Task to carry out: Give back the whole listing exactly as written, pictures excluded.

Exercise inputs:

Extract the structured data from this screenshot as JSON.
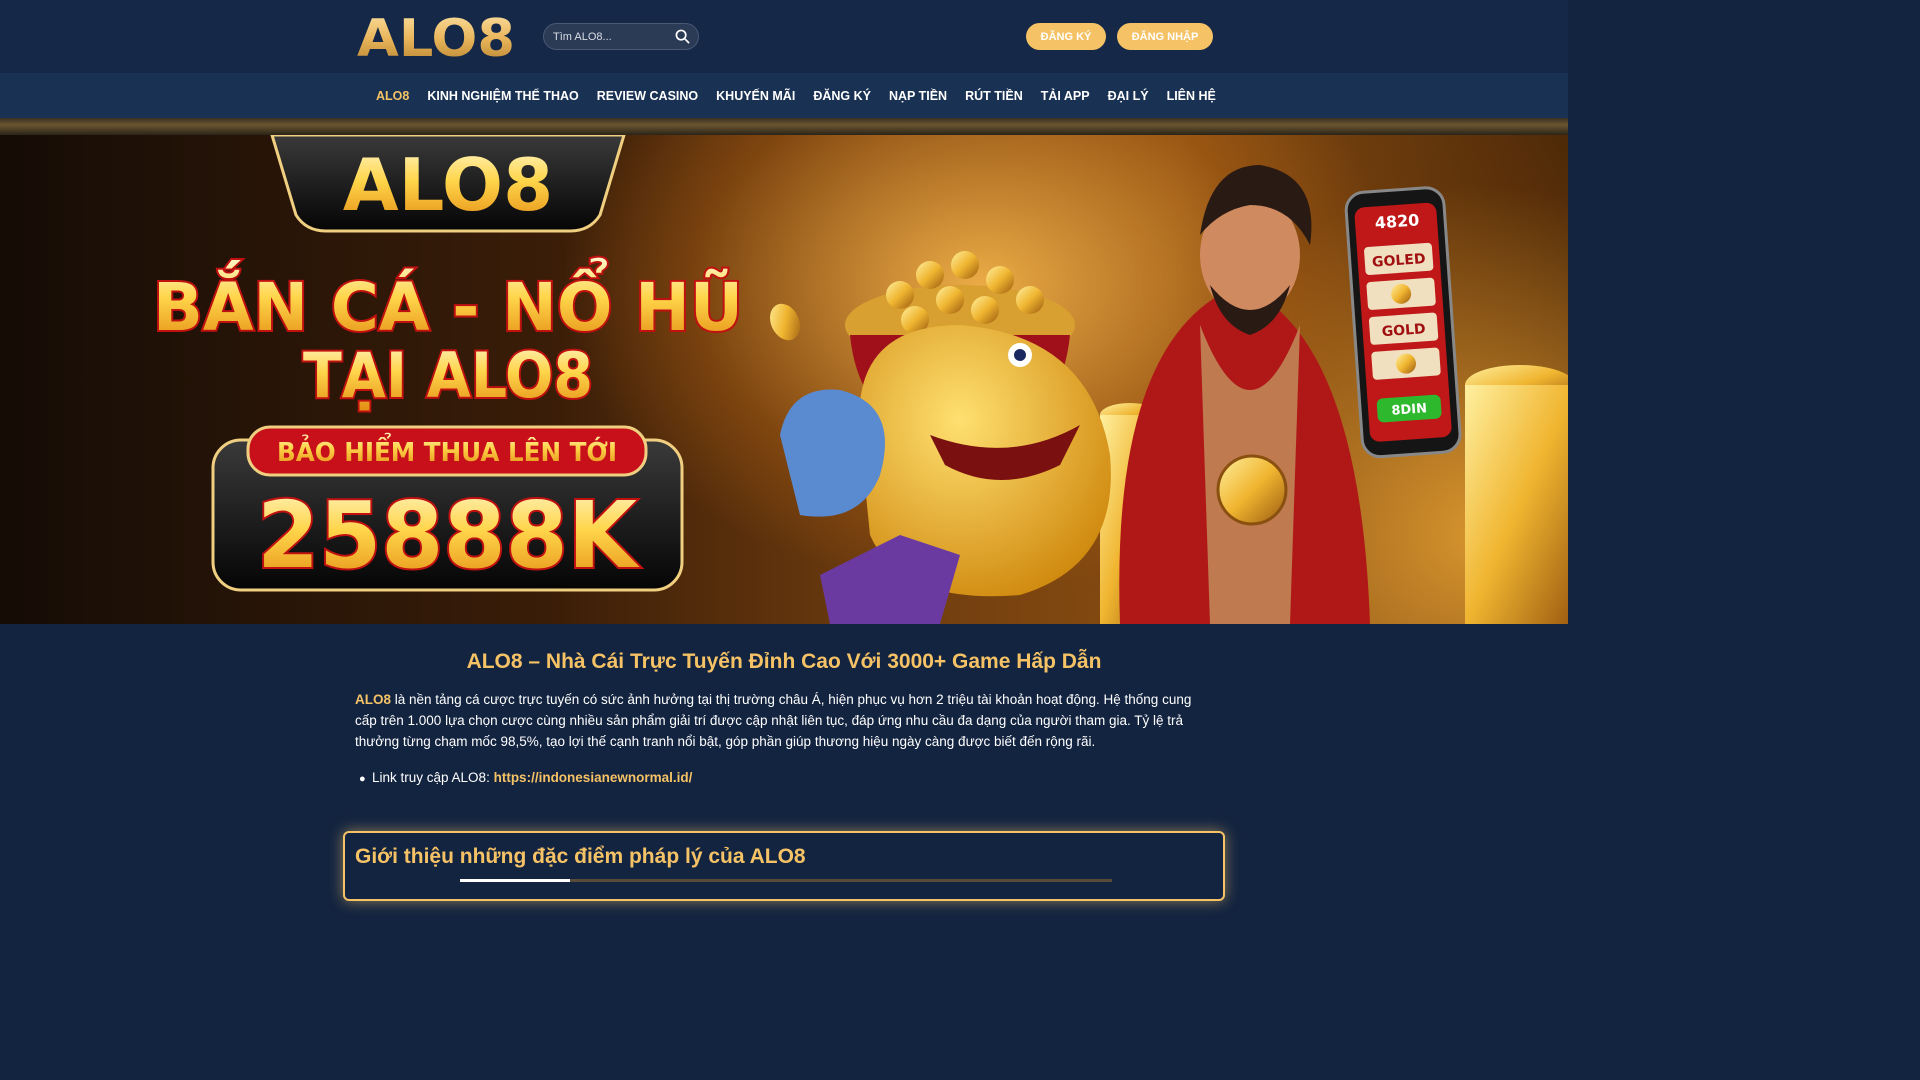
{
  "header": {
    "logo_text": "ALO8",
    "search_placeholder": "Tìm ALO8...",
    "register_label": "ĐĂNG KÝ",
    "login_label": "ĐĂNG NHẬP"
  },
  "nav": {
    "items": [
      {
        "label": "ALO8",
        "active": true
      },
      {
        "label": "KINH NGHIỆM THỂ THAO"
      },
      {
        "label": "REVIEW CASINO"
      },
      {
        "label": "KHUYẾN MÃI"
      },
      {
        "label": "ĐĂNG KÝ"
      },
      {
        "label": "NẠP TIỀN"
      },
      {
        "label": "RÚT TIỀN"
      },
      {
        "label": "TẢI APP"
      },
      {
        "label": "ĐẠI LÝ"
      },
      {
        "label": "LIÊN HỆ"
      }
    ]
  },
  "banner": {
    "logo_text": "ALO8",
    "headline_line1": "BẮN CÁ - NỔ HŨ",
    "headline_line2": "TẠI ALO8",
    "insurance_label": "BẢO HIỂM THUA LÊN TỚI",
    "amount": "25888K",
    "phone_amount": "4820",
    "phone_reel_1": "GOLED",
    "phone_reel_2": "GOLD",
    "phone_button": "8DIN"
  },
  "main": {
    "title": "ALO8 – Nhà Cái Trực Tuyến Đỉnh Cao Với 3000+ Game Hấp Dẫn",
    "intro_brand": "ALO8",
    "intro_text": " là nền tảng cá cược trực tuyến có sức ảnh hưởng tại thị trường châu Á, hiện phục vụ hơn 2 triệu tài khoản hoạt động. Hệ thống cung cấp trên 1.000 lựa chọn cược cùng nhiều sản phẩm giải trí được cập nhật liên tục, đáp ứng nhu cầu đa dạng của người tham gia. Tỷ lệ trả thưởng từng chạm mốc 98,5%, tạo lợi thế cạnh tranh nổi bật, góp phần giúp thương hiệu ngày càng được biết đến rộng rãi.",
    "link_prefix": "Link truy cập ALO8: ",
    "link_url": "https://indonesianewnormal.id/",
    "section_title": "Giới thiệu những đặc điểm pháp lý của ALO8"
  },
  "colors": {
    "accent": "#f5c266",
    "background": "#132440",
    "header_bg": "#152848"
  }
}
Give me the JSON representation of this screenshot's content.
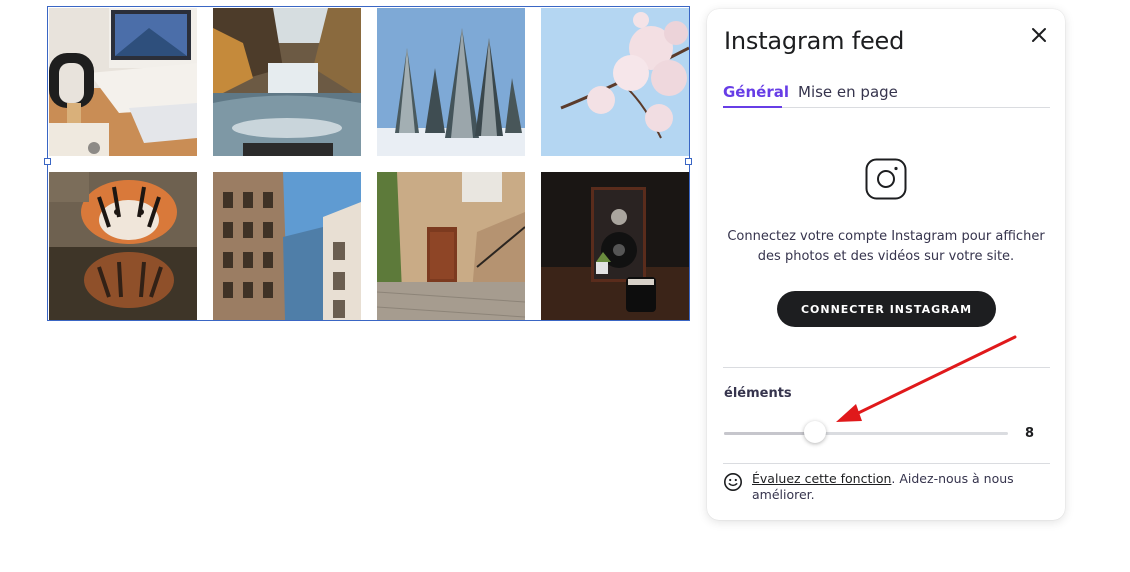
{
  "panel": {
    "title": "Instagram feed",
    "tabs": [
      {
        "label": "Général",
        "active": true
      },
      {
        "label": "Mise en page",
        "active": false
      }
    ],
    "connect_text": "Connectez votre compte Instagram pour afficher des photos et des vidéos sur votre site.",
    "connect_button": "CONNECTER INSTAGRAM",
    "elements": {
      "label": "éléments",
      "value": "8",
      "slider_fraction": 0.32
    },
    "feedback": {
      "link": "Évaluez cette fonction",
      "text": ". Aidez-nous à nous améliorer."
    }
  },
  "grid": {
    "tiles": [
      {
        "name": "photo-laptop-desk"
      },
      {
        "name": "photo-waterfall"
      },
      {
        "name": "photo-snowy-trees"
      },
      {
        "name": "photo-cherry-blossom"
      },
      {
        "name": "photo-tiger"
      },
      {
        "name": "photo-buildings"
      },
      {
        "name": "photo-stone-street"
      },
      {
        "name": "photo-speaker"
      }
    ]
  },
  "colors": {
    "accent": "#673de6",
    "selection": "#3a66c4",
    "button": "#1d1e20",
    "annotation_arrow": "#e0191b"
  }
}
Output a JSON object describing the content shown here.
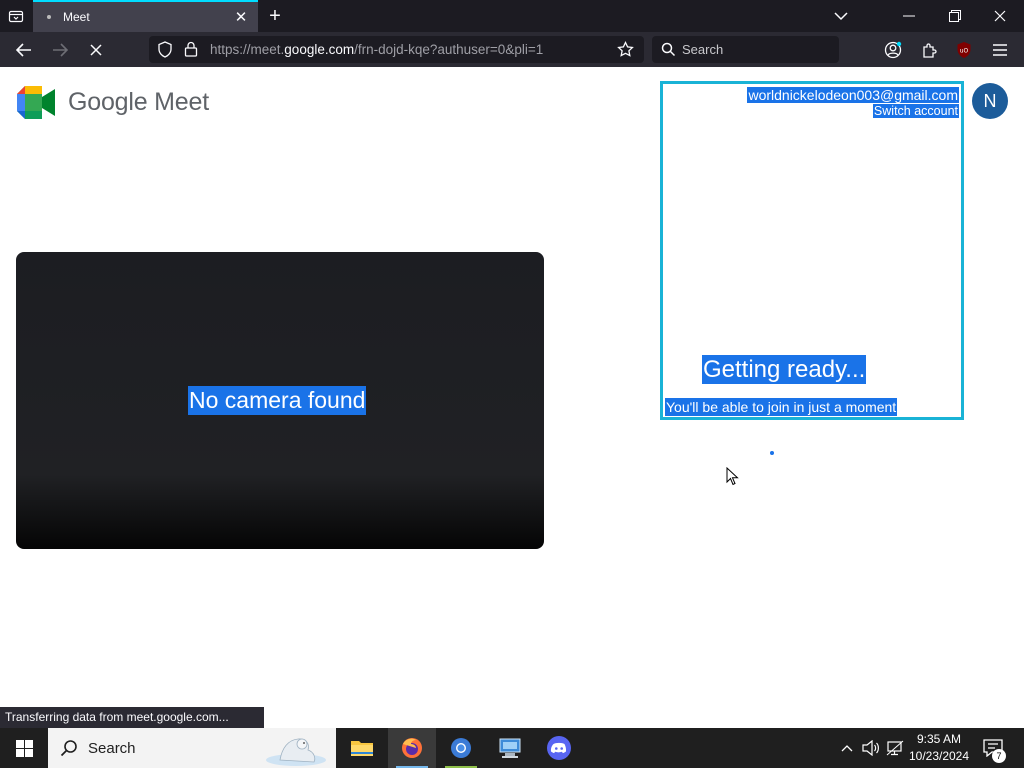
{
  "browser": {
    "tab": {
      "title": "Meet"
    },
    "url": {
      "prefix": "https://meet.",
      "domain": "google.com",
      "path": "/frn-dojd-kqe?authuser=0&pli=1"
    },
    "search": {
      "placeholder": "Search"
    }
  },
  "page": {
    "brand": "Google Meet",
    "preview": {
      "message": "No camera found"
    },
    "account": {
      "email": "worldnickelodeon003@gmail.com",
      "switch_label": "Switch account",
      "avatar_initial": "N"
    },
    "join": {
      "heading": "Getting ready...",
      "subtext": "You'll be able to join in just a moment"
    }
  },
  "status_bar": {
    "text": "Transferring data from meet.google.com..."
  },
  "taskbar": {
    "search_label": "Search",
    "clock": {
      "time": "9:35 AM",
      "date": "10/23/2024"
    },
    "notification_count": "7"
  },
  "colors": {
    "accent": "#1a73e8",
    "panel_border": "#19b3d6",
    "tab_accent": "#00ddff"
  }
}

Response area:
Extract the structured data from this screenshot as JSON.
{
  "header": {
    "logo_text": "ALO8",
    "search_placeholder": "Tìm ALO8...",
    "register_label": "ĐĂNG KÝ",
    "login_label": "ĐĂNG NHẬP"
  },
  "nav": {
    "items": [
      {
        "label": "ALO8",
        "active": true
      },
      {
        "label": "KINH NGHIỆM THỂ THAO"
      },
      {
        "label": "REVIEW CASINO"
      },
      {
        "label": "KHUYẾN MÃI"
      },
      {
        "label": "ĐĂNG KÝ"
      },
      {
        "label": "NẠP TIỀN"
      },
      {
        "label": "RÚT TIỀN"
      },
      {
        "label": "TẢI APP"
      },
      {
        "label": "ĐẠI LÝ"
      },
      {
        "label": "LIÊN HỆ"
      }
    ]
  },
  "banner": {
    "logo_text": "ALO8",
    "headline_line1": "BẮN CÁ - NỔ HŨ",
    "headline_line2": "TẠI ALO8",
    "insurance_label": "BẢO HIỂM THUA LÊN TỚI",
    "amount": "25888K",
    "phone_amount": "4820",
    "phone_reel_1": "GOLED",
    "phone_reel_2": "GOLD",
    "phone_button": "8DIN"
  },
  "main": {
    "title": "ALO8 – Nhà Cái Trực Tuyến Đỉnh Cao Với 3000+ Game Hấp Dẫn",
    "intro_brand": "ALO8",
    "intro_text": " là nền tảng cá cược trực tuyến có sức ảnh hưởng tại thị trường châu Á, hiện phục vụ hơn 2 triệu tài khoản hoạt động. Hệ thống cung cấp trên 1.000 lựa chọn cược cùng nhiều sản phẩm giải trí được cập nhật liên tục, đáp ứng nhu cầu đa dạng của người tham gia. Tỷ lệ trả thưởng từng chạm mốc 98,5%, tạo lợi thế cạnh tranh nổi bật, góp phần giúp thương hiệu ngày càng được biết đến rộng rãi.",
    "link_prefix": "Link truy cập ALO8: ",
    "link_url": "https://indonesianewnormal.id/",
    "section_title": "Giới thiệu những đặc điểm pháp lý của ALO8"
  },
  "colors": {
    "accent": "#f5c266",
    "background": "#132440",
    "header_bg": "#152848"
  }
}
Give me the JSON representation of this screenshot's content.
{
  "panel": {
    "title": "Instagram feed",
    "tabs": [
      {
        "label": "Général",
        "active": true
      },
      {
        "label": "Mise en page",
        "active": false
      }
    ],
    "connect_text": "Connectez votre compte Instagram pour afficher des photos et des vidéos sur votre site.",
    "connect_button": "CONNECTER INSTAGRAM",
    "elements": {
      "label": "éléments",
      "value": "8",
      "slider_fraction": 0.32
    },
    "feedback": {
      "link": "Évaluez cette fonction",
      "text": ". Aidez-nous à nous améliorer."
    }
  },
  "grid": {
    "tiles": [
      {
        "name": "photo-laptop-desk"
      },
      {
        "name": "photo-waterfall"
      },
      {
        "name": "photo-snowy-trees"
      },
      {
        "name": "photo-cherry-blossom"
      },
      {
        "name": "photo-tiger"
      },
      {
        "name": "photo-buildings"
      },
      {
        "name": "photo-stone-street"
      },
      {
        "name": "photo-speaker"
      }
    ]
  },
  "colors": {
    "accent": "#673de6",
    "selection": "#3a66c4",
    "button": "#1d1e20",
    "annotation_arrow": "#e0191b"
  }
}
Output a JSON object describing the content shown here.
{
  "browser": {
    "tab": {
      "title": "Meet"
    },
    "url": {
      "prefix": "https://meet.",
      "domain": "google.com",
      "path": "/frn-dojd-kqe?authuser=0&pli=1"
    },
    "search": {
      "placeholder": "Search"
    }
  },
  "page": {
    "brand": "Google Meet",
    "preview": {
      "message": "No camera found"
    },
    "account": {
      "email": "worldnickelodeon003@gmail.com",
      "switch_label": "Switch account",
      "avatar_initial": "N"
    },
    "join": {
      "heading": "Getting ready...",
      "subtext": "You'll be able to join in just a moment"
    }
  },
  "status_bar": {
    "text": "Transferring data from meet.google.com..."
  },
  "taskbar": {
    "search_label": "Search",
    "clock": {
      "time": "9:35 AM",
      "date": "10/23/2024"
    },
    "notification_count": "7"
  },
  "colors": {
    "accent": "#1a73e8",
    "panel_border": "#19b3d6",
    "tab_accent": "#00ddff"
  }
}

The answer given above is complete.